_Task description:_ From the first line to the last, reproduce the records exactly.

(Page and application data records)
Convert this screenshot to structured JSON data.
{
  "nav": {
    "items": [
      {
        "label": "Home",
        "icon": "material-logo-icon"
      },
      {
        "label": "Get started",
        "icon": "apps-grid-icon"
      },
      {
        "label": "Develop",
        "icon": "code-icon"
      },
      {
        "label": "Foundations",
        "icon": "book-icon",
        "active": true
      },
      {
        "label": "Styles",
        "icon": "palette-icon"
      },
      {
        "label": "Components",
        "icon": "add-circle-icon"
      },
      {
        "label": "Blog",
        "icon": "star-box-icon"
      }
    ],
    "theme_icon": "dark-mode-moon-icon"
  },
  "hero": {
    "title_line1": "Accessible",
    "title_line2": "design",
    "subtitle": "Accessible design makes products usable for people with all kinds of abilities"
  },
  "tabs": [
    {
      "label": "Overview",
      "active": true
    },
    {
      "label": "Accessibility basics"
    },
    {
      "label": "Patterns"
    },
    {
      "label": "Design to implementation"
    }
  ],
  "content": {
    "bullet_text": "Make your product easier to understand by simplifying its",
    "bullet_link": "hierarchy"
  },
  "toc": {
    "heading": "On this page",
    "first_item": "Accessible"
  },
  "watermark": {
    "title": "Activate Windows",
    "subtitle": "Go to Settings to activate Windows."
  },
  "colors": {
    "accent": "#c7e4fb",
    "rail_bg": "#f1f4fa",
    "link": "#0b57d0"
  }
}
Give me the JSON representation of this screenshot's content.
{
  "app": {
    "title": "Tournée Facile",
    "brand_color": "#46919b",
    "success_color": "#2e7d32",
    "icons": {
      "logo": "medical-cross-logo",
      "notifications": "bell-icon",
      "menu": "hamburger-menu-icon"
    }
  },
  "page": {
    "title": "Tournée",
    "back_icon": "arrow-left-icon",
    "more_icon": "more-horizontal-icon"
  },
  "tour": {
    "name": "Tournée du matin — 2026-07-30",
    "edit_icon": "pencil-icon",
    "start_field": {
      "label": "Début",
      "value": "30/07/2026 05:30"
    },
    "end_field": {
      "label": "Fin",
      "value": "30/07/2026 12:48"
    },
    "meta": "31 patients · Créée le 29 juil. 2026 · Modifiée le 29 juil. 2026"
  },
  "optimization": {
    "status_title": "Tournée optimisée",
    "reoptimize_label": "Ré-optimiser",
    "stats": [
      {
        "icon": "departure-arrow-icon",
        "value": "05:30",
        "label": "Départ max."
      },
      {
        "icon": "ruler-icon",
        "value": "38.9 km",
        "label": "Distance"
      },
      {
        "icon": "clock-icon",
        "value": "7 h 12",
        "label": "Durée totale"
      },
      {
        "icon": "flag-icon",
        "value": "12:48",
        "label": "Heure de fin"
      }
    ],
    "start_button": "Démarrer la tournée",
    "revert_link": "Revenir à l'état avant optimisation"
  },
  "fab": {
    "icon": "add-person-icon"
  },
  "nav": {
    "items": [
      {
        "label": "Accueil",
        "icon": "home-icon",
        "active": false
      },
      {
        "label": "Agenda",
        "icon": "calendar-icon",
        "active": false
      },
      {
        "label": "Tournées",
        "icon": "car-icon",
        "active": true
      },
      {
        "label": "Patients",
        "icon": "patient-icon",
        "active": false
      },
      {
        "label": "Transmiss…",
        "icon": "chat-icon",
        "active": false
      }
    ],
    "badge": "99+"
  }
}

_Exercise output:_
Convert this screenshot to structured JSON data.
{
  "nav": {
    "items": [
      {
        "label": "Home",
        "icon": "material-logo-icon"
      },
      {
        "label": "Get started",
        "icon": "apps-grid-icon"
      },
      {
        "label": "Develop",
        "icon": "code-icon"
      },
      {
        "label": "Foundations",
        "icon": "book-icon",
        "active": true
      },
      {
        "label": "Styles",
        "icon": "palette-icon"
      },
      {
        "label": "Components",
        "icon": "add-circle-icon"
      },
      {
        "label": "Blog",
        "icon": "star-box-icon"
      }
    ],
    "theme_icon": "dark-mode-moon-icon"
  },
  "hero": {
    "title_line1": "Accessible",
    "title_line2": "design",
    "subtitle": "Accessible design makes products usable for people with all kinds of abilities"
  },
  "tabs": [
    {
      "label": "Overview",
      "active": true
    },
    {
      "label": "Accessibility basics"
    },
    {
      "label": "Patterns"
    },
    {
      "label": "Design to implementation"
    }
  ],
  "content": {
    "bullet_text": "Make your product easier to understand by simplifying its",
    "bullet_link": "hierarchy"
  },
  "toc": {
    "heading": "On this page",
    "first_item": "Accessible"
  },
  "watermark": {
    "title": "Activate Windows",
    "subtitle": "Go to Settings to activate Windows."
  },
  "colors": {
    "accent": "#c7e4fb",
    "rail_bg": "#f1f4fa",
    "link": "#0b57d0"
  }
}
Give me the JSON representation of this screenshot's content.
{
  "app": {
    "title": "Tournée Facile",
    "brand_color": "#46919b",
    "success_color": "#2e7d32",
    "icons": {
      "logo": "medical-cross-logo",
      "notifications": "bell-icon",
      "menu": "hamburger-menu-icon"
    }
  },
  "page": {
    "title": "Tournée",
    "back_icon": "arrow-left-icon",
    "more_icon": "more-horizontal-icon"
  },
  "tour": {
    "name": "Tournée du matin — 2026-07-30",
    "edit_icon": "pencil-icon",
    "start_field": {
      "label": "Début",
      "value": "30/07/2026 05:30"
    },
    "end_field": {
      "label": "Fin",
      "value": "30/07/2026 12:48"
    },
    "meta": "31 patients · Créée le 29 juil. 2026 · Modifiée le 29 juil. 2026"
  },
  "optimization": {
    "status_title": "Tournée optimisée",
    "reoptimize_label": "Ré-optimiser",
    "stats": [
      {
        "icon": "departure-arrow-icon",
        "value": "05:30",
        "label": "Départ max."
      },
      {
        "icon": "ruler-icon",
        "value": "38.9 km",
        "label": "Distance"
      },
      {
        "icon": "clock-icon",
        "value": "7 h 12",
        "label": "Durée totale"
      },
      {
        "icon": "flag-icon",
        "value": "12:48",
        "label": "Heure de fin"
      }
    ],
    "start_button": "Démarrer la tournée",
    "revert_link": "Revenir à l'état avant optimisation"
  },
  "fab": {
    "icon": "add-person-icon"
  },
  "nav": {
    "items": [
      {
        "label": "Accueil",
        "icon": "home-icon",
        "active": false
      },
      {
        "label": "Agenda",
        "icon": "calendar-icon",
        "active": false
      },
      {
        "label": "Tournées",
        "icon": "car-icon",
        "active": true
      },
      {
        "label": "Patients",
        "icon": "patient-icon",
        "active": false
      },
      {
        "label": "Transmiss…",
        "icon": "chat-icon",
        "active": false
      }
    ],
    "badge": "99+"
  }
}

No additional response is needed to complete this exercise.